It works… about 99.9 percent of time.
Every once in a while a story comes along that affects us too. We throw objectivity and impartiality aside because we, like you, are deeply affected by what we’re seeing and hearing.
The morning of Sept. 11, 2001, was one of those times.
Like the rest of the country, we watched in horror as planes flew into both World Trade Center towers. We were shocked by the images of the Pentagon — the symbol of American military might — broken and burning. We were saddened by the photos of a black stain on the ground in Pennsylvania containing what had been United Airlines Flight 93.
As days wore on we joined the chorus of patriotic fervor that swept across the country. We all seemed as one that fall.
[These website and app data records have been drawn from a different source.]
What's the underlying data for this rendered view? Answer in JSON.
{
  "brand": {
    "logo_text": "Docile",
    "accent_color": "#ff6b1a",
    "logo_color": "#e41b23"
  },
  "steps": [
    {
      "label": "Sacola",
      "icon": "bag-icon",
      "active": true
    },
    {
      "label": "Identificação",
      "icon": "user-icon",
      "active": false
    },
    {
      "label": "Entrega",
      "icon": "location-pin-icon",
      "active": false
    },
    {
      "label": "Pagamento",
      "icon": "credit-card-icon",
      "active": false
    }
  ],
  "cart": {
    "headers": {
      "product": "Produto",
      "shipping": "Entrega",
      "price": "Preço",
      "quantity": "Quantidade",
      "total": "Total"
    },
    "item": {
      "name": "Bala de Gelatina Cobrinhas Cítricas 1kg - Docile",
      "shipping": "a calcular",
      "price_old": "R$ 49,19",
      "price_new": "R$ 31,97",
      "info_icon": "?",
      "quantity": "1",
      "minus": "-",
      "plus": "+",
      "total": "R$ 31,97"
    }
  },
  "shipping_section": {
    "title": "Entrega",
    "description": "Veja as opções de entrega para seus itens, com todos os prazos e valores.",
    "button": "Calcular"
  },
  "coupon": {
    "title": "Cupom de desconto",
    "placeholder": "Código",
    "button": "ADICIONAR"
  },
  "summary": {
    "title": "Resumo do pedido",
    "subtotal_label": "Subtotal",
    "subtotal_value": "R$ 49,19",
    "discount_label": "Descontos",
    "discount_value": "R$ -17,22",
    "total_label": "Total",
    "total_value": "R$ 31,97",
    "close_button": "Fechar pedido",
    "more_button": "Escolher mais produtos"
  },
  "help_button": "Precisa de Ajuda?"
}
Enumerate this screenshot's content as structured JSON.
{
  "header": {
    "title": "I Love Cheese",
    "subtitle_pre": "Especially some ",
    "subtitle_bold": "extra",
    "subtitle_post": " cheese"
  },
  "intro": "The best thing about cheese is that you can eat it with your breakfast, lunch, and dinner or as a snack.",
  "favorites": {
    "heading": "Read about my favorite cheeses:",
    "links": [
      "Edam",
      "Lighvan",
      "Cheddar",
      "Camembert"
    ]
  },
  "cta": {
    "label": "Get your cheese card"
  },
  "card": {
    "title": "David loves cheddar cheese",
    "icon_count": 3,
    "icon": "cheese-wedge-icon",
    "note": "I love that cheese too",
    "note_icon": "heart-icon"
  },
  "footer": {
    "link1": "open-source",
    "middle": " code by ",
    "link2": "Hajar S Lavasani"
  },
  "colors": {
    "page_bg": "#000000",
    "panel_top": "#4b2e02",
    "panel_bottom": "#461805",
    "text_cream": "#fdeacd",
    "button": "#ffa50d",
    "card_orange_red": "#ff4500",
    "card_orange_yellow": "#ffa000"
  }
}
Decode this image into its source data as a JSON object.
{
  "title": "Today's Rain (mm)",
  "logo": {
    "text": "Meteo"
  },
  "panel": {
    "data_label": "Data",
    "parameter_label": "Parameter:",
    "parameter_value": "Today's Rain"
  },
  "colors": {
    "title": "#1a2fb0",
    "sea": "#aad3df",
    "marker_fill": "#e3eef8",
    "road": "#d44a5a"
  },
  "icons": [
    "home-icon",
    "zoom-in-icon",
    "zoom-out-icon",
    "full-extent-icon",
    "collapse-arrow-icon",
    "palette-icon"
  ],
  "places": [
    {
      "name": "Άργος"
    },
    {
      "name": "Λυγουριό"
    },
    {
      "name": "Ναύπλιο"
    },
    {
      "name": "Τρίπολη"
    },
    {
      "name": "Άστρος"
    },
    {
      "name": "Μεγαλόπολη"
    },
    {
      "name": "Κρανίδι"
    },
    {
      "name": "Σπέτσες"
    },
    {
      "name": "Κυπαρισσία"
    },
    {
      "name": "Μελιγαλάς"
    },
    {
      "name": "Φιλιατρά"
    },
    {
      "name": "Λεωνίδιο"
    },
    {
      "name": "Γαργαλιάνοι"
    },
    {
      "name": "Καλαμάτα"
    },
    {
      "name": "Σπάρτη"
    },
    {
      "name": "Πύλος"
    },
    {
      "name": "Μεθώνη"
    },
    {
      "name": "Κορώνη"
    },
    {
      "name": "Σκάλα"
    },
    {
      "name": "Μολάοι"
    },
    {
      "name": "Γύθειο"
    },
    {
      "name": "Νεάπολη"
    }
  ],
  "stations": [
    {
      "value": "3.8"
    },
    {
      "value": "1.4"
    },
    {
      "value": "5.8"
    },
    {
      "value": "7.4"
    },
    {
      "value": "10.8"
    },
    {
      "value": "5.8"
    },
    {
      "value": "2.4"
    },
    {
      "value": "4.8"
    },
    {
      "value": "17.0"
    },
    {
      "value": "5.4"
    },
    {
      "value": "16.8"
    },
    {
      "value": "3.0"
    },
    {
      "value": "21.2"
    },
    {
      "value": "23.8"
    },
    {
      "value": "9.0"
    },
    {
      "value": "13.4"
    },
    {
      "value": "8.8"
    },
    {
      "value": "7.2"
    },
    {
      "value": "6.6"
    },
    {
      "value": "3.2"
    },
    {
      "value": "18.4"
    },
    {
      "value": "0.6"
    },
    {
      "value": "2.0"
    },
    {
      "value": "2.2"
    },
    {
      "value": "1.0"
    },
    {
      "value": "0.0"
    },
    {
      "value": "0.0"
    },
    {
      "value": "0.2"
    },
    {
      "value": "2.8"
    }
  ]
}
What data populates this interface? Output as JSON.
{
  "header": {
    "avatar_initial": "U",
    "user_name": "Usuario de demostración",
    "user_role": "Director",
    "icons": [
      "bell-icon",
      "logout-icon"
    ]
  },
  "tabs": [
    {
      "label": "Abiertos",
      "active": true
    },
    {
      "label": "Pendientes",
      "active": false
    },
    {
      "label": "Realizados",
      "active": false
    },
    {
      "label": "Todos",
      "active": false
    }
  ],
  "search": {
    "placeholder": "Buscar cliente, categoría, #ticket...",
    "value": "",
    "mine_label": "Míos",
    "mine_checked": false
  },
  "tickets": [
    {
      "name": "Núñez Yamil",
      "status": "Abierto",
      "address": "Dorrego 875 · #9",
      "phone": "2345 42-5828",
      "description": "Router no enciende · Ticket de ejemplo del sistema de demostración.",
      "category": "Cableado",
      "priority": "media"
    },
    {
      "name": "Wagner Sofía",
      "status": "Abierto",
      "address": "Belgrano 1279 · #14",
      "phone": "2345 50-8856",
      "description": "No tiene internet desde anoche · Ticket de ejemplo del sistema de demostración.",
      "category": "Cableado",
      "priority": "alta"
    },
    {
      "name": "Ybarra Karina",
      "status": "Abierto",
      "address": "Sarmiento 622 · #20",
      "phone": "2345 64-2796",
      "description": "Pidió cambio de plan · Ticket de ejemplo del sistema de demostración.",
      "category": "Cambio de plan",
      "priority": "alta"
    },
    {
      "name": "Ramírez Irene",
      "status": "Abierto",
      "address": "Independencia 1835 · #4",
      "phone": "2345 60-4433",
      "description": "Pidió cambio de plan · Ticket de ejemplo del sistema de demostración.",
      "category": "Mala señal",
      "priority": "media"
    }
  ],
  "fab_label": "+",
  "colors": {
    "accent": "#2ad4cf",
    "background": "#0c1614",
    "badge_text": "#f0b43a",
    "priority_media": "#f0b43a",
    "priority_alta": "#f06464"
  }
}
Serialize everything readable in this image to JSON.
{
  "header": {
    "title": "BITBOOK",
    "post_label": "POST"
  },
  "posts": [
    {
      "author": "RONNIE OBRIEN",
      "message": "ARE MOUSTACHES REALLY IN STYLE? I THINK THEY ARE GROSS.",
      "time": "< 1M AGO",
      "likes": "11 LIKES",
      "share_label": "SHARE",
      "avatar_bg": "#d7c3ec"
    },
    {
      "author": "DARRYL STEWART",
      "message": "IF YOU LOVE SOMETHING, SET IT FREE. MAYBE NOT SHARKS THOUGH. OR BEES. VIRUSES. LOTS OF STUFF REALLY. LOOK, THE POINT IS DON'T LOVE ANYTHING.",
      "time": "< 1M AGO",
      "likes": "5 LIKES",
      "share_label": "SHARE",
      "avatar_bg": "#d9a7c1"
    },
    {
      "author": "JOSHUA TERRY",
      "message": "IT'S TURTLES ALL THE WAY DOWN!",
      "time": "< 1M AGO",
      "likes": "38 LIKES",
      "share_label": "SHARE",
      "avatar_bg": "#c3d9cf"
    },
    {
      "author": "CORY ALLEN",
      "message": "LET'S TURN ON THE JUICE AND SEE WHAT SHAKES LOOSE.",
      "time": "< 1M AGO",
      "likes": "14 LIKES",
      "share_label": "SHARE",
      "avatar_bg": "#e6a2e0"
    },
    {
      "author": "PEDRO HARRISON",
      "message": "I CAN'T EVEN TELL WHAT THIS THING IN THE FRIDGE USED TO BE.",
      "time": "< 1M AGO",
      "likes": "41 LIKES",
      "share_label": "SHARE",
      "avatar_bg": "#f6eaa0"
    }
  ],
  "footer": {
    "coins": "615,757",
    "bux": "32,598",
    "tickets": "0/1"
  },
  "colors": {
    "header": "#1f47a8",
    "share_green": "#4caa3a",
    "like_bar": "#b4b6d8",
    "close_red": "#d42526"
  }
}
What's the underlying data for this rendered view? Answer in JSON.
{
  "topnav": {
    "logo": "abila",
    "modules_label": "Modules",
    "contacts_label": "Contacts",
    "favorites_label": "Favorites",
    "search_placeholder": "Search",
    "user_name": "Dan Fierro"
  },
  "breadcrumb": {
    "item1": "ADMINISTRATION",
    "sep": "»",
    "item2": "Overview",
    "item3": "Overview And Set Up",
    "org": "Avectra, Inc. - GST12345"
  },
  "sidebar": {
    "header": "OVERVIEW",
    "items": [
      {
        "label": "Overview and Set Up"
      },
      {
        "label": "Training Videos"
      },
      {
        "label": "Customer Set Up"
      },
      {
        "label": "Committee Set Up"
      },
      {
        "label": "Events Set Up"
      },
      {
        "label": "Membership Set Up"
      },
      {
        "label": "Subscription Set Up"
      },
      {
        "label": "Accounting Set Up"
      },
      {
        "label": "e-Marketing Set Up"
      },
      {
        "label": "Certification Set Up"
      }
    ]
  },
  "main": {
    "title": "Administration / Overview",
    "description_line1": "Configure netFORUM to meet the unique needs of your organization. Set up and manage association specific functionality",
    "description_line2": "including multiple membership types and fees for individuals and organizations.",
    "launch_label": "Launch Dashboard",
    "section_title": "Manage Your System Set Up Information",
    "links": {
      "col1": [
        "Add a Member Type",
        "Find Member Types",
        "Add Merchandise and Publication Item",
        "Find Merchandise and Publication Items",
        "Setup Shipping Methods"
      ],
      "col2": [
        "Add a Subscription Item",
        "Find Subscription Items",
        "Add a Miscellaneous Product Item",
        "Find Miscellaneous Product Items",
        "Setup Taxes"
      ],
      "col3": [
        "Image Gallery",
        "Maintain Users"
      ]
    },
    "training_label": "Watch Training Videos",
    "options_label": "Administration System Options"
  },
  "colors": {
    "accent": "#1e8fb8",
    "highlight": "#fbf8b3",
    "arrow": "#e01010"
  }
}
The events of that awful day seem so far away. And they are — a decade as of Sunday. Time has passed, wounds have healed, the Pentagon is repaired, new iconic towers are rising on the site of what was the World Trade Center, Osama bin Laden is dead and al-Qaida is a shadow of itself.
But we will pause this weekend to remember all we’ve lost — 3,000 of our fellow citizens and plenty of our innocence. Sept. 11 is part of who we are now. While we don’t want to dwell on the tragedy of that day, we hope to unequivocally show the American spirit at its best rising above some of the worst events our nation has known. And we want to honor the thousands lives of those taken from us that day.
The Rockford area will play host to one of the more stirring memorials with the Healing Field at Cannonsburg Ski Area in Cannon Township. About 3,200 American flags will fly on the ski hill, each representing a victim of the worst terrorist attacks ever to reach our soil. Special events are planned for Friday through Tuesday for all ages. Everyone is welcome to take part.
The Daily News is planning a special series of stories to commemorate the anniversary. From Friday through Tuesday you’ll read about how senior citizens who lived through Pearl Harbor remember both tragedies, how the attacks affected our local public safety professionals on the front lines to protect us and what the attacks mean to our youngest neighbors who weren’t alive a decade ago. We’ll also be at the Healing Field extensively over the next four days.
You’ll also hear about Sept. 11 from your friends and neighbors in their words.
Use the next few days to pause, look back, remember, pray and then move on. It’s the American way.
Editorial opinions are a consensus of The Daily News editorial board.